Effective July 1, 2021, Florida law requires businesses making remote sales into the state to collect and electronically remit sales and use tax, including any applicable discretionary sales surtax, on those transactions if the business has made taxable remote sales in excess of $100,000 over the previous calendar year.
The single local use tax rate is an alternative local tax rate that remote sellers can use instead of collecting and remitting the total local tax in effect at the destination address. The current single local use tax rate is 1.75 percent, and the rate is published in theTexas Registerby Jan. 1 of each year.
The “Simplified Seller Use Tax Remittance Act,” allows eligible sellers to participate in a program to collect, report and remit a flat eight percent (8%) sellers use tax on all sales made into Alabama.
Tennessee is the most recent, and one of the last, state to adopt a new tax collection law to third-party marketplace facilitators.
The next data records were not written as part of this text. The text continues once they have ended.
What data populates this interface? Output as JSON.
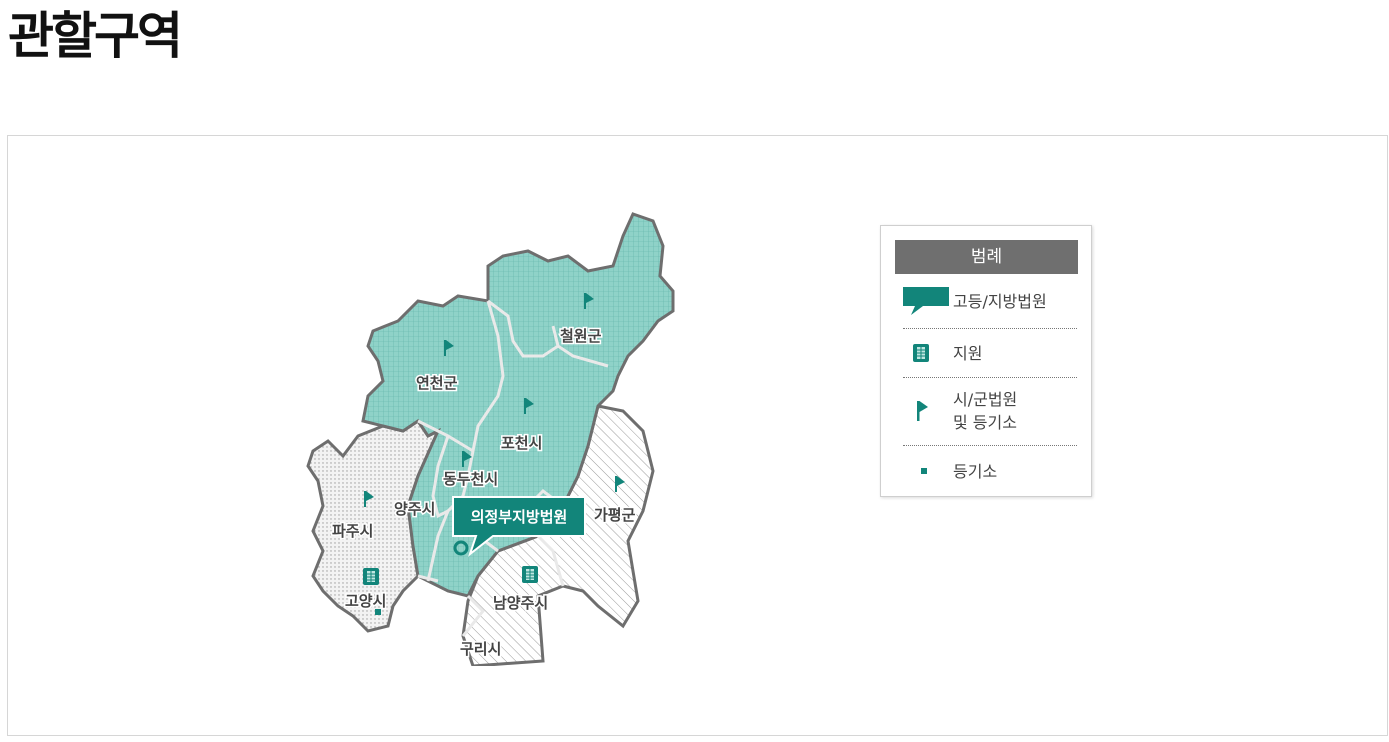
{
  "page": {
    "title": "관할구역"
  },
  "map": {
    "court_callout": "의정부지방법원",
    "regions": {
      "cheorwon": "철원군",
      "yeoncheon": "연천군",
      "pocheon": "포천시",
      "dongducheon": "동두천시",
      "yangju": "양주시",
      "paju": "파주시",
      "goyang": "고양시",
      "gapyeong": "가평군",
      "namyangju": "남양주시",
      "guri": "구리시"
    },
    "colors": {
      "court": "#12857a",
      "primary_region": "#8fd2c8",
      "border": "#6e6e6e",
      "label": "#444444"
    }
  },
  "legend": {
    "title": "범례",
    "items": [
      {
        "icon": "speech-flag-icon",
        "label": "고등/지방법원"
      },
      {
        "icon": "building-icon",
        "label": "지원"
      },
      {
        "icon": "flag-icon",
        "label_line1": "시/군법원",
        "label_line2": "및 등기소"
      },
      {
        "icon": "square-dot-icon",
        "label": "등기소"
      }
    ]
  }
}
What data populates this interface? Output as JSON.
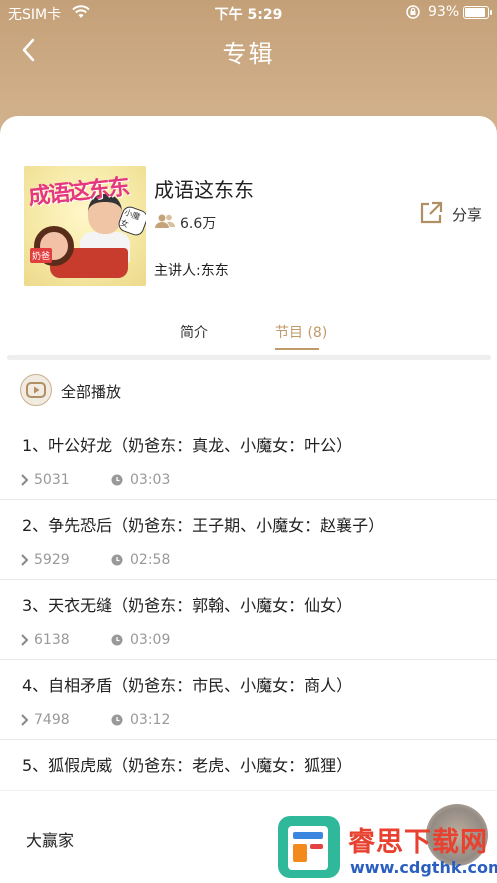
{
  "status_bar": {
    "carrier": "无SIM卡",
    "time": "下午 5:29",
    "battery": "93%",
    "battery_level": 0.93
  },
  "nav": {
    "title": "专辑",
    "back_icon": "chevron-left-icon"
  },
  "album": {
    "cover_text": "成语这东东",
    "cover_tags": [
      "奶爸",
      "小魔女"
    ],
    "title": "成语这东东",
    "listeners": "6.6万",
    "speaker": "主讲人:东东",
    "share_label": "分享"
  },
  "tabs": [
    {
      "label": "简介",
      "active": false
    },
    {
      "label": "节目 (8)",
      "active": true
    }
  ],
  "play_all_label": "全部播放",
  "episodes": [
    {
      "title": "1、叶公好龙（奶爸东：真龙、小魔女：叶公）",
      "plays": "5031",
      "duration": "03:03"
    },
    {
      "title": "2、争先恐后（奶爸东：王子期、小魔女：赵襄子）",
      "plays": "5929",
      "duration": "02:58"
    },
    {
      "title": "3、天衣无缝（奶爸东：郭翰、小魔女：仙女）",
      "plays": "6138",
      "duration": "03:09"
    },
    {
      "title": "4、自相矛盾（奶爸东：市民、小魔女：商人）",
      "plays": "7498",
      "duration": "03:12"
    },
    {
      "title": "5、狐假虎威（奶爸东：老虎、小魔女：狐狸）",
      "plays": "",
      "duration": ""
    }
  ],
  "bottom_bar": {
    "label": "大赢家"
  },
  "watermark": {
    "name": "睿思下载网",
    "url": "www.cdgthk.com"
  },
  "colors": {
    "header": "#c9a67e",
    "accent": "#c09a68",
    "watermark_red": "#e8412f",
    "watermark_blue": "#2a5fc1"
  }
}
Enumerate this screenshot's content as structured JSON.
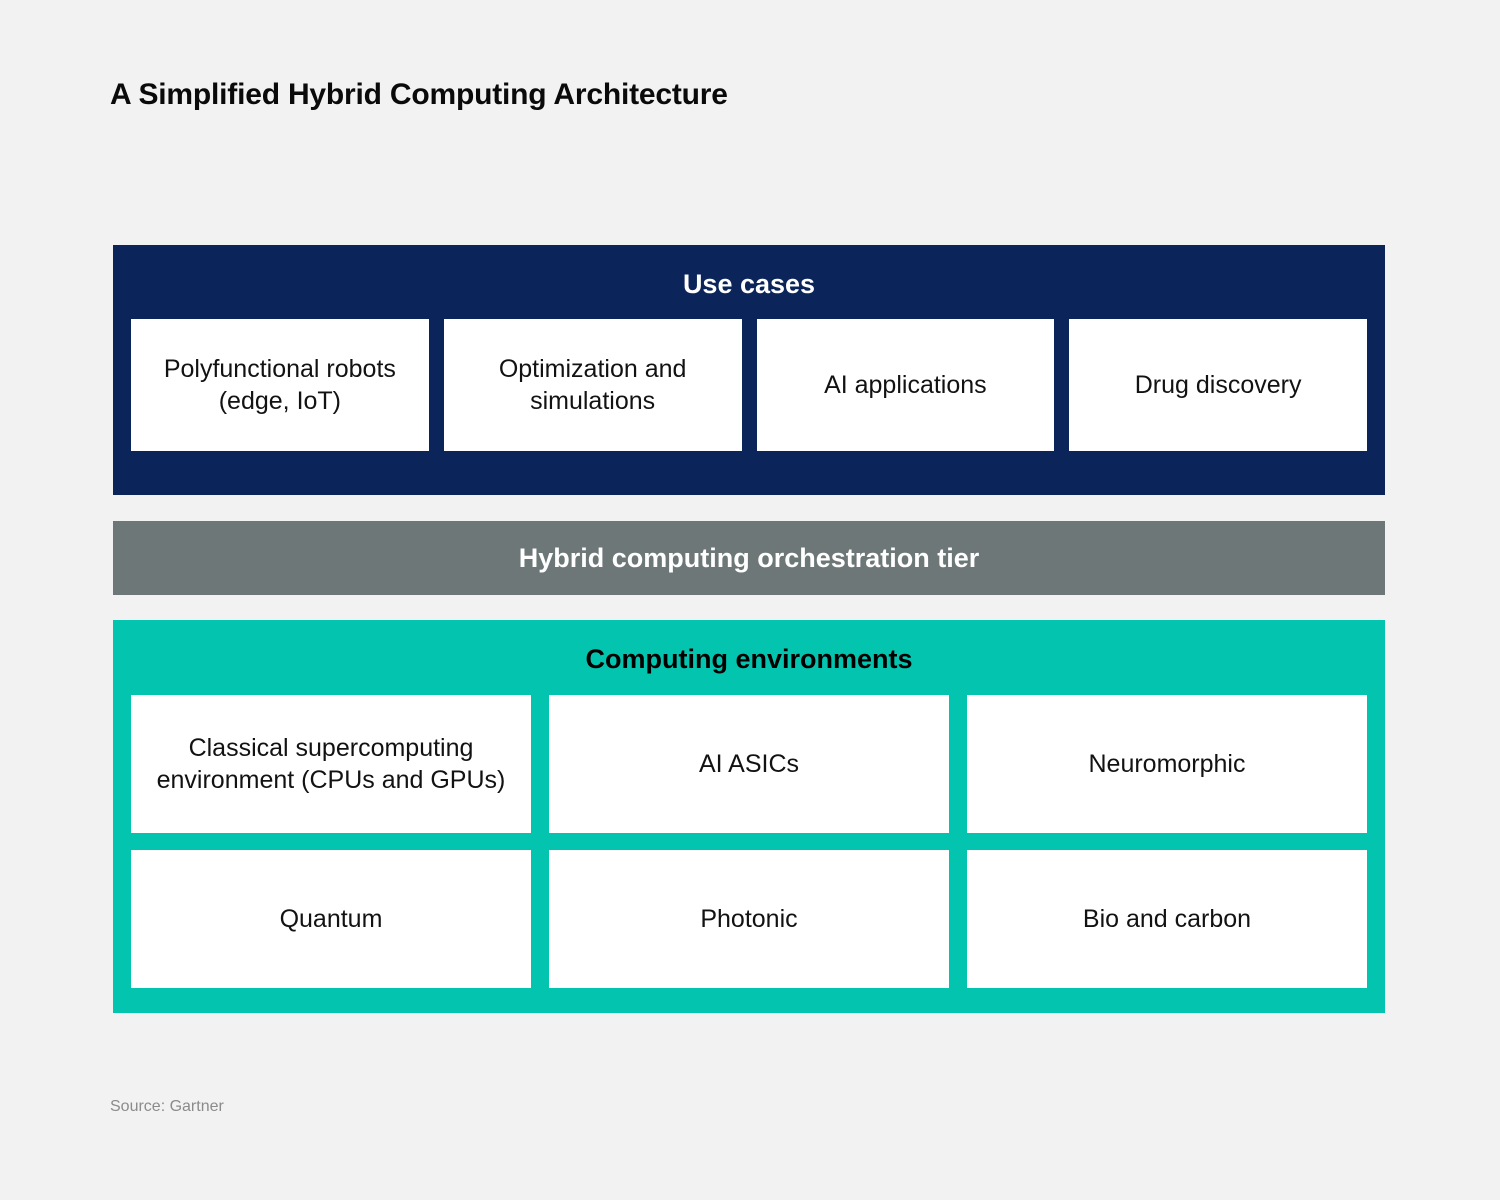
{
  "title": "A Simplified Hybrid Computing Architecture",
  "source": "Source: Gartner",
  "colors": {
    "background": "#f2f2f2",
    "use_cases_band": "#0b255b",
    "orchestration_band": "#6e7778",
    "environments_band": "#03c4ae",
    "card": "#ffffff",
    "title_text": "#0a0a0a",
    "source_text": "#8b8b8b"
  },
  "tiers": {
    "use_cases": {
      "heading": "Use cases",
      "cards": [
        "Polyfunctional robots (edge, IoT)",
        "Optimization and simulations",
        "AI applications",
        "Drug discovery"
      ]
    },
    "orchestration": {
      "heading": "Hybrid computing orchestration tier"
    },
    "environments": {
      "heading": "Computing environments",
      "row1": [
        "Classical supercomputing environment (CPUs and GPUs)",
        "AI ASICs",
        "Neuromorphic"
      ],
      "row2": [
        "Quantum",
        "Photonic",
        "Bio and carbon"
      ]
    }
  }
}
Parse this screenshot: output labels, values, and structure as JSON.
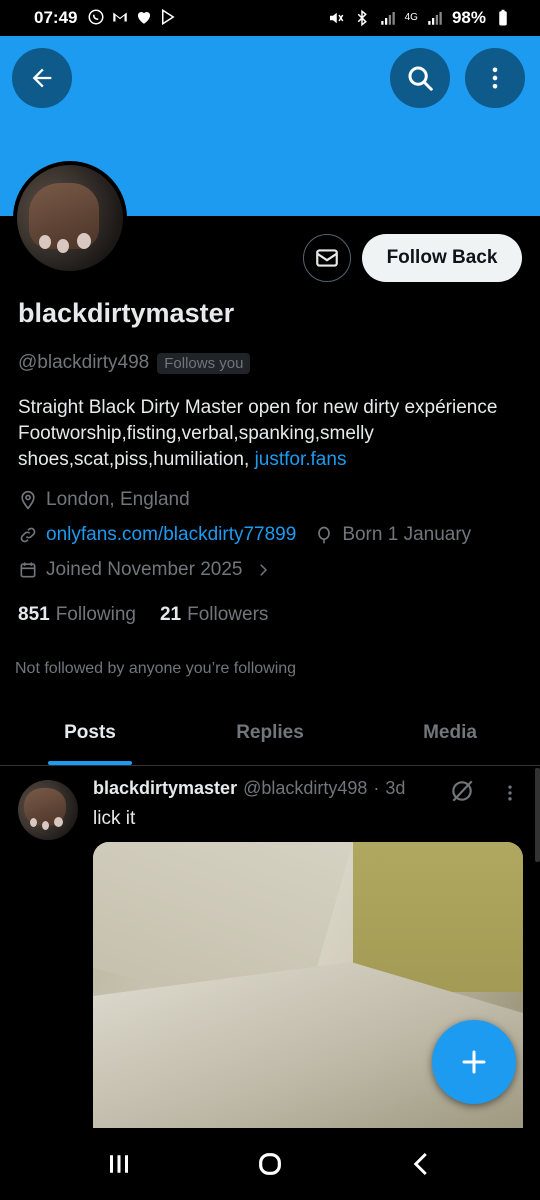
{
  "status_bar": {
    "time": "07:49",
    "battery": "98%",
    "network": "4G"
  },
  "header": {
    "back_icon": "arrow-left-icon",
    "search_icon": "search-icon",
    "more_icon": "more-vertical-icon",
    "banner_color": "#1d9bf0"
  },
  "profile": {
    "display_name": "blackdirtymaster",
    "handle": "@blackdirty498",
    "follows_you_badge": "Follows you",
    "follow_button": "Follow Back",
    "bio_text": "Straight Black Dirty Master open for new dirty expérience Footworship,fisting,verbal,spanking,smelly shoes,scat,piss,humiliation, ",
    "bio_link": "justfor.fans",
    "location": "London, England",
    "website": "onlyfans.com/blackdirty77899",
    "birthday": "Born 1 January",
    "joined": "Joined November 2025",
    "following_count": "851",
    "following_label": "Following",
    "followers_count": "21",
    "followers_label": "Followers",
    "mutuals_note": "Not followed by anyone you’re following"
  },
  "tabs": [
    {
      "label": "Posts",
      "active": true
    },
    {
      "label": "Replies",
      "active": false
    },
    {
      "label": "Media",
      "active": false
    }
  ],
  "post": {
    "author_name": "blackdirtymaster",
    "author_handle": "@blackdirty498",
    "separator": "·",
    "age": "3d",
    "text": "lick it"
  },
  "accent_color": "#1d9bf0"
}
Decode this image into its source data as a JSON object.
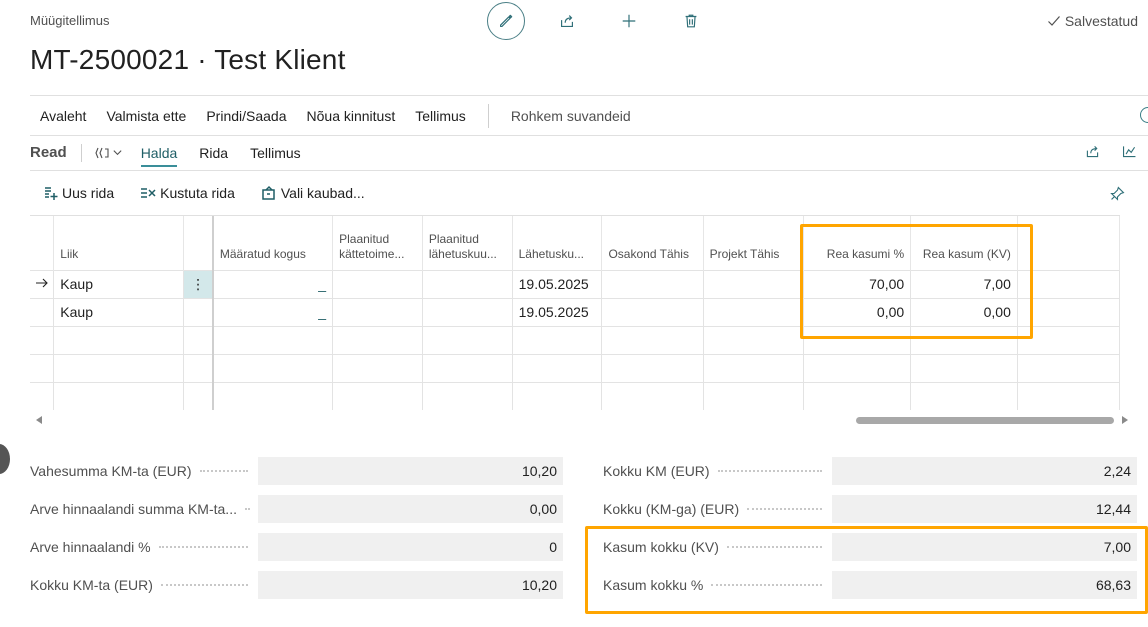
{
  "header": {
    "page_type": "Müügitellimus",
    "title": "MT-2500021 · Test Klient",
    "saved_label": "Salvestatud"
  },
  "icons": {
    "edit": "pencil-icon",
    "share": "share-icon",
    "new": "plus-icon",
    "delete": "trash-icon"
  },
  "action_bar": {
    "items": [
      "Avaleht",
      "Valmista ette",
      "Prindi/Saada",
      "Nõua kinnitust",
      "Tellimus"
    ],
    "more": "Rohkem suvandeid"
  },
  "lines": {
    "title": "Read",
    "tabs": [
      "Halda",
      "Rida",
      "Tellimus"
    ],
    "active_tab": "Halda",
    "commands": [
      "Uus rida",
      "Kustuta rida",
      "Vali kaubad..."
    ],
    "columns": [
      "Liik",
      "Määratud kogus",
      "Plaanitud kättetoime...",
      "Plaanitud lähetuskuu...",
      "Lähetusku...",
      "Osakond Tähis",
      "Projekt Tähis",
      "Rea kasumi %",
      "Rea kasum (KV)"
    ],
    "rows": [
      {
        "type": "Kaup",
        "qty": "_",
        "date": "19.05.2025",
        "profit_pct": "70,00",
        "profit_lcy": "7,00"
      },
      {
        "type": "Kaup",
        "qty": "_",
        "date": "19.05.2025",
        "profit_pct": "0,00",
        "profit_lcy": "0,00"
      }
    ]
  },
  "totals": {
    "left": [
      {
        "label": "Vahesumma KM-ta (EUR)",
        "value": "10,20"
      },
      {
        "label": "Arve hinnaalandi summa KM-ta...",
        "value": "0,00"
      },
      {
        "label": "Arve hinnaalandi %",
        "value": "0"
      },
      {
        "label": "Kokku KM-ta (EUR)",
        "value": "10,20"
      }
    ],
    "right": [
      {
        "label": "Kokku KM (EUR)",
        "value": "2,24"
      },
      {
        "label": "Kokku (KM-ga) (EUR)",
        "value": "12,44"
      },
      {
        "label": "Kasum kokku (KV)",
        "value": "7,00"
      },
      {
        "label": "Kasum kokku %",
        "value": "68,63"
      }
    ]
  },
  "colors": {
    "accent": "#3a8e99",
    "highlight": "#ffa500",
    "selected_cell": "#d3e8ea"
  }
}
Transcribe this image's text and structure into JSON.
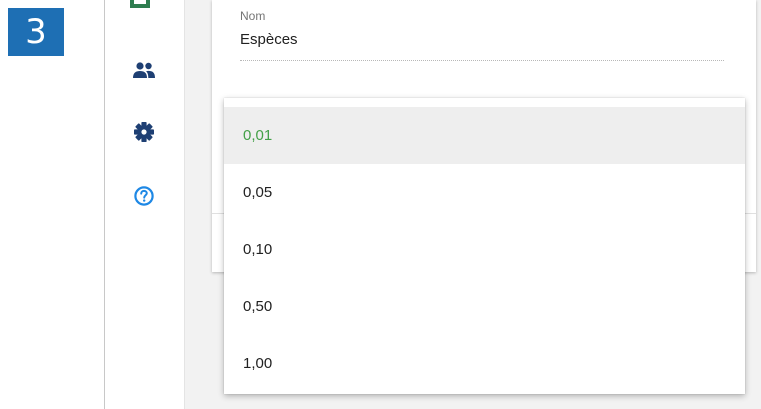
{
  "step": {
    "number": "3"
  },
  "form": {
    "name_label": "Nom",
    "name_value": "Espèces"
  },
  "dropdown": {
    "options": [
      {
        "label": "0,01",
        "selected": true
      },
      {
        "label": "0,05"
      },
      {
        "label": "0,10"
      },
      {
        "label": "0,50"
      },
      {
        "label": "1,00"
      }
    ]
  },
  "icons": {
    "people": "people-icon",
    "settings": "gear-icon",
    "help": "help-icon"
  },
  "colors": {
    "badge": "#1e6fb4",
    "sidebar_icon": "#1e3f73",
    "help_icon": "#1e88e5",
    "selected_text": "#43a047",
    "selected_bg": "#eeeeee"
  }
}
On April 1, 2020, Gov. Bill Lee signed Senate Bill 2182, which takes effect on October 1, 2020. Since the U.S. Supreme Court’s 2018 decision in South
Louisiana Supreme Court Finds Wal-Mart.com Does Not Have to Collect Sales Tax on Behalf of Third-Party Sellers The U.S. Supreme Court’s 2018 decision in South Dakota v. Wayfair opened the door for states to require out-of-state sellers to collect sales tax even if they lacked a “physical presence” within that
Illinois Will Require Online Marketplaces to Collect Sales Taxes for Out-of-State Sellers Starting in 2020 Illinois was quick to jump on the post-Wayfair bandwagon in requiring out-of-state businesses to start collecting sales taxes on purchases made by in-state customers. Now the state has gone a step further. On June 28,
While you may have been enjoying the dog days of summer, you may not have noticed that some states implemented new Remote Seller rules. Effective July 1st, rules were established for: Arkansas, New Mexico, Pennsylvania, Rhode Island, Virginia, and Connecticut.
In the wake of the U.S. Supreme Court’s June 2018 decision in South Dakota v. Wayfair, Inc., a number of states have quickly moved to require out-of-state Internet-based sellers to collect and remit sales taxes on in-state purchases.
Colorado’s Internet tax law Colorado’s Internet tax law On March 3rd, the U.S. Supreme Court dealt a potentially crippling blow to Colorado’s efforts to force out-of-state retailers to assist the state’s efforts to collect use taxes on Internet and mail order purchases. While the court unanimously sided with retailers opposing
substantial nexus substantial nexus Generally a state may only collect sales or use taxes if there is a “substantial nexus” between the seller and the state imposing the tax. The substantial nexus requirement arises from the United States Constitution, which gives Congress the exclusive right to regulate interstate commerce. As